Problem to solve
Each line in the records that mentions the word "Delia" needs to be listed.

(Items from an interface collection)
------------------------------------
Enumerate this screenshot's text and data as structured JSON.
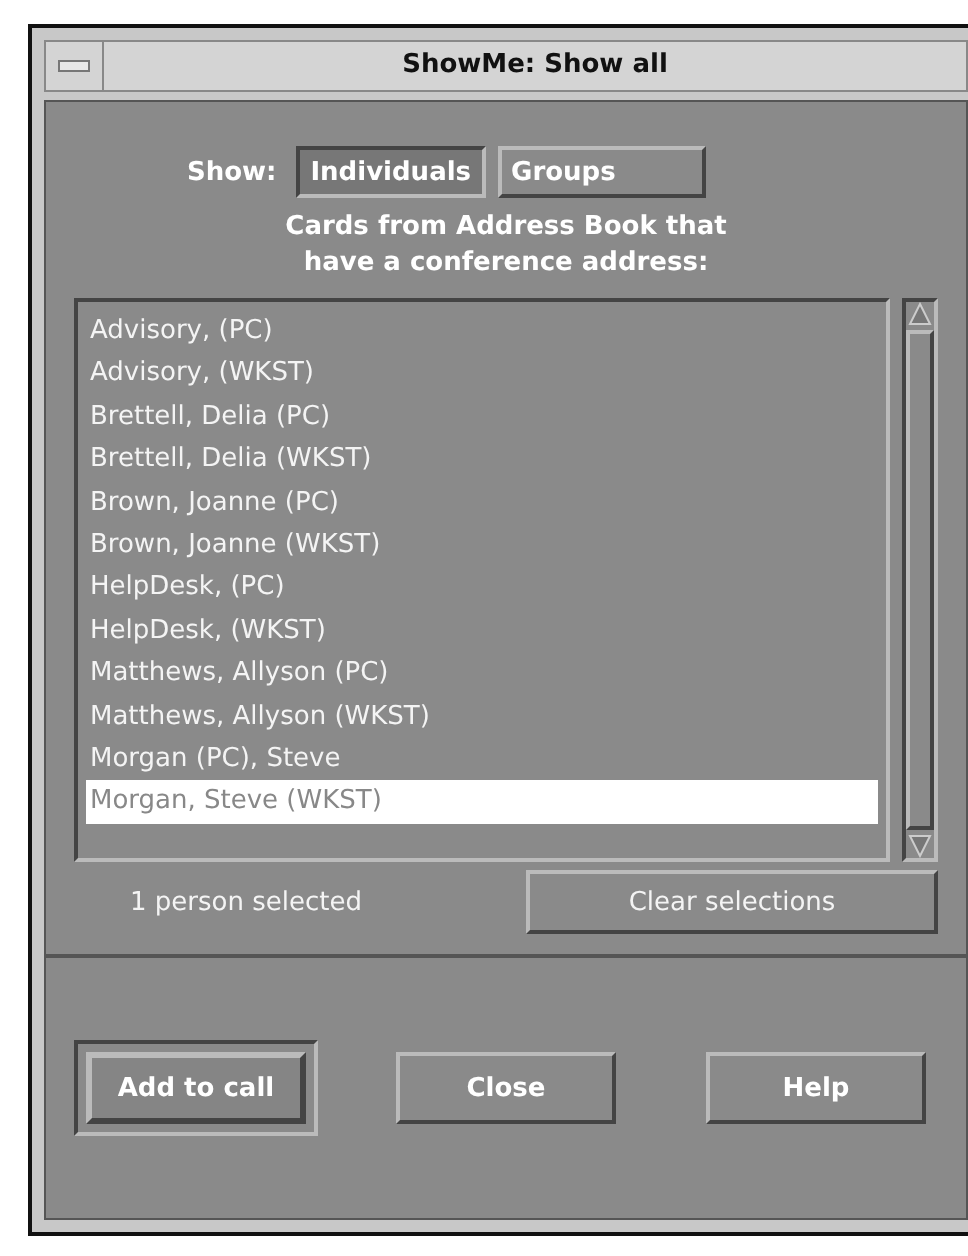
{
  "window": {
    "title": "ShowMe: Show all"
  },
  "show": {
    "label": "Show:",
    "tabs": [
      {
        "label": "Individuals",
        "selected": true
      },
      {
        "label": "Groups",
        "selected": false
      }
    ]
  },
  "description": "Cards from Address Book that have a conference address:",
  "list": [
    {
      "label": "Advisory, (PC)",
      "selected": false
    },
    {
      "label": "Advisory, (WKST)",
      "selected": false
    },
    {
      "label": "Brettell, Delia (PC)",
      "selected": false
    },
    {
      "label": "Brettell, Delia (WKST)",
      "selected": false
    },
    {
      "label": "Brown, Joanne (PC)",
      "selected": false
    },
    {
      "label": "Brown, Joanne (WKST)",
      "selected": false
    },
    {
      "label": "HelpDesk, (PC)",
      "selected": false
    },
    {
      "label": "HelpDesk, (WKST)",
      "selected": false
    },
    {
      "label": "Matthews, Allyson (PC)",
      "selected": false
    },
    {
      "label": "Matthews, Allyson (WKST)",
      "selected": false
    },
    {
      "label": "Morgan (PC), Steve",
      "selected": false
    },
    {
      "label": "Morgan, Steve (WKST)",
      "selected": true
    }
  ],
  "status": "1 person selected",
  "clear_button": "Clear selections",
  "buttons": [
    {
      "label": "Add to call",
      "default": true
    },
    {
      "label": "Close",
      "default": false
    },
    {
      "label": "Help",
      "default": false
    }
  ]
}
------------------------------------
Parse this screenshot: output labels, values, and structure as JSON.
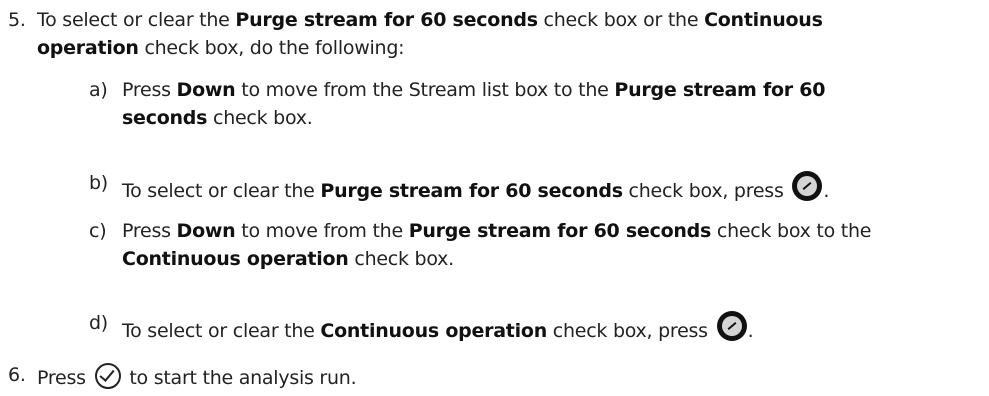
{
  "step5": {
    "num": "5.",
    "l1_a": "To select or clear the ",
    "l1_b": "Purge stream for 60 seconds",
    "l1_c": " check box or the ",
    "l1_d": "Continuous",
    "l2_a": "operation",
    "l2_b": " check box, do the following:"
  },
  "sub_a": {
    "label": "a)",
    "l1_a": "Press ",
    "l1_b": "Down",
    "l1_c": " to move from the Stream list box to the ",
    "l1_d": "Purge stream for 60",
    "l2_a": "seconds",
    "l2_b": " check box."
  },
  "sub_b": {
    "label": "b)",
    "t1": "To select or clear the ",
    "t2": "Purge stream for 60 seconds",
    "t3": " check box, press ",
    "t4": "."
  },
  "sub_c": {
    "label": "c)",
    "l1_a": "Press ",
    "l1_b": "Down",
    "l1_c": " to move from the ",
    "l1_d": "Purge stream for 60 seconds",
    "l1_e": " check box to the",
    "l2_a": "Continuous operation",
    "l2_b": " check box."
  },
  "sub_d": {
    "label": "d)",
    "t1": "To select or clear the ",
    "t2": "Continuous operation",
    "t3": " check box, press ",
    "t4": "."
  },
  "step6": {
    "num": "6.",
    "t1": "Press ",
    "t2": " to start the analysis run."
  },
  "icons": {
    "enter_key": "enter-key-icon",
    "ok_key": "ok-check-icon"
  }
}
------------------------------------
Exercise response
      "label": "Brettell, Delia (PC)",
      "label": "Brettell, Delia (WKST)",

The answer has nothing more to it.